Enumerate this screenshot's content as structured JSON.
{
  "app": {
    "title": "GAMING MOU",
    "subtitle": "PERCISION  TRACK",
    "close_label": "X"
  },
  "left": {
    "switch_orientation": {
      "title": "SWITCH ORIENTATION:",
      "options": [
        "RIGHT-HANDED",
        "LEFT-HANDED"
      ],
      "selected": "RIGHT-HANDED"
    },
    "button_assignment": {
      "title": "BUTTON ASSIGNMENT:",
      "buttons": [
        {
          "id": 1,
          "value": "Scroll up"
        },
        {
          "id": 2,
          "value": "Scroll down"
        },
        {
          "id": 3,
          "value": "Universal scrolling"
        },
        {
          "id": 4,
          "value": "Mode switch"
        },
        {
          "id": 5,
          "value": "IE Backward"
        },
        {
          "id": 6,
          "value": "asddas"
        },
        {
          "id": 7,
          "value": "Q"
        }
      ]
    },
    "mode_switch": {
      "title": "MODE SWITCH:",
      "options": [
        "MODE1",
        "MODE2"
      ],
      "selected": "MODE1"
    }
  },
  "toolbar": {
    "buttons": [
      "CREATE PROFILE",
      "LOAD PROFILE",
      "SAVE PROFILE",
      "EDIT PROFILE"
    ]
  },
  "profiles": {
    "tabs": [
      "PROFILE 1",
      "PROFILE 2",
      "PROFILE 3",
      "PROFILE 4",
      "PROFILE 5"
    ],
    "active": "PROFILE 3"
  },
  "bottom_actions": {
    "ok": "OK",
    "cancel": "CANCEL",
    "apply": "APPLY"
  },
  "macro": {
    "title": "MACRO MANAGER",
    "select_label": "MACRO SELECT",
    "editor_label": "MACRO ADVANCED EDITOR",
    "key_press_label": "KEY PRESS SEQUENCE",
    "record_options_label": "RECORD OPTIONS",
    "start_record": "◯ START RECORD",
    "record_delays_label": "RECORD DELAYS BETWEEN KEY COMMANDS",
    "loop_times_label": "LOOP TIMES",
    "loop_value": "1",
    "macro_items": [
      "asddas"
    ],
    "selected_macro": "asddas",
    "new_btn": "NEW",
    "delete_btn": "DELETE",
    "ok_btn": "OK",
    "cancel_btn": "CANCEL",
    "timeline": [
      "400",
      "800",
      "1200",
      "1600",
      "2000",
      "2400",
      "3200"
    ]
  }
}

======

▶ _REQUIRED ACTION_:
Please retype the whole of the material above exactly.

▶ _RESULT_:
Enumerate this screenshot's content as structured JSON.
{
  "app": {
    "title": "GAMING MOU",
    "subtitle": "PERCISION  TRACK",
    "close_label": "X"
  },
  "left": {
    "switch_orientation": {
      "title": "SWITCH ORIENTATION:",
      "options": [
        "RIGHT-HANDED",
        "LEFT-HANDED"
      ],
      "selected": "RIGHT-HANDED"
    },
    "button_assignment": {
      "title": "BUTTON ASSIGNMENT:",
      "buttons": [
        {
          "id": 1,
          "value": "Scroll up"
        },
        {
          "id": 2,
          "value": "Scroll down"
        },
        {
          "id": 3,
          "value": "Universal scrolling"
        },
        {
          "id": 4,
          "value": "Mode switch"
        },
        {
          "id": 5,
          "value": "IE Backward"
        },
        {
          "id": 6,
          "value": "asddas"
        },
        {
          "id": 7,
          "value": "Q"
        }
      ]
    },
    "mode_switch": {
      "title": "MODE SWITCH:",
      "options": [
        "MODE1",
        "MODE2"
      ],
      "selected": "MODE1"
    }
  },
  "toolbar": {
    "buttons": [
      "CREATE PROFILE",
      "LOAD PROFILE",
      "SAVE PROFILE",
      "EDIT PROFILE"
    ]
  },
  "profiles": {
    "tabs": [
      "PROFILE 1",
      "PROFILE 2",
      "PROFILE 3",
      "PROFILE 4",
      "PROFILE 5"
    ],
    "active": "PROFILE 3"
  },
  "bottom_actions": {
    "ok": "OK",
    "cancel": "CANCEL",
    "apply": "APPLY"
  },
  "macro": {
    "title": "MACRO MANAGER",
    "select_label": "MACRO SELECT",
    "editor_label": "MACRO ADVANCED EDITOR",
    "key_press_label": "KEY PRESS SEQUENCE",
    "record_options_label": "RECORD OPTIONS",
    "start_record": "◯ START RECORD",
    "record_delays_label": "RECORD DELAYS BETWEEN KEY COMMANDS",
    "loop_times_label": "LOOP TIMES",
    "loop_value": "1",
    "macro_items": [
      "asddas"
    ],
    "selected_macro": "asddas",
    "new_btn": "NEW",
    "delete_btn": "DELETE",
    "ok_btn": "OK",
    "cancel_btn": "CANCEL",
    "timeline": [
      "400",
      "800",
      "1200",
      "1600",
      "2000",
      "2400",
      "3200"
    ]
  }
}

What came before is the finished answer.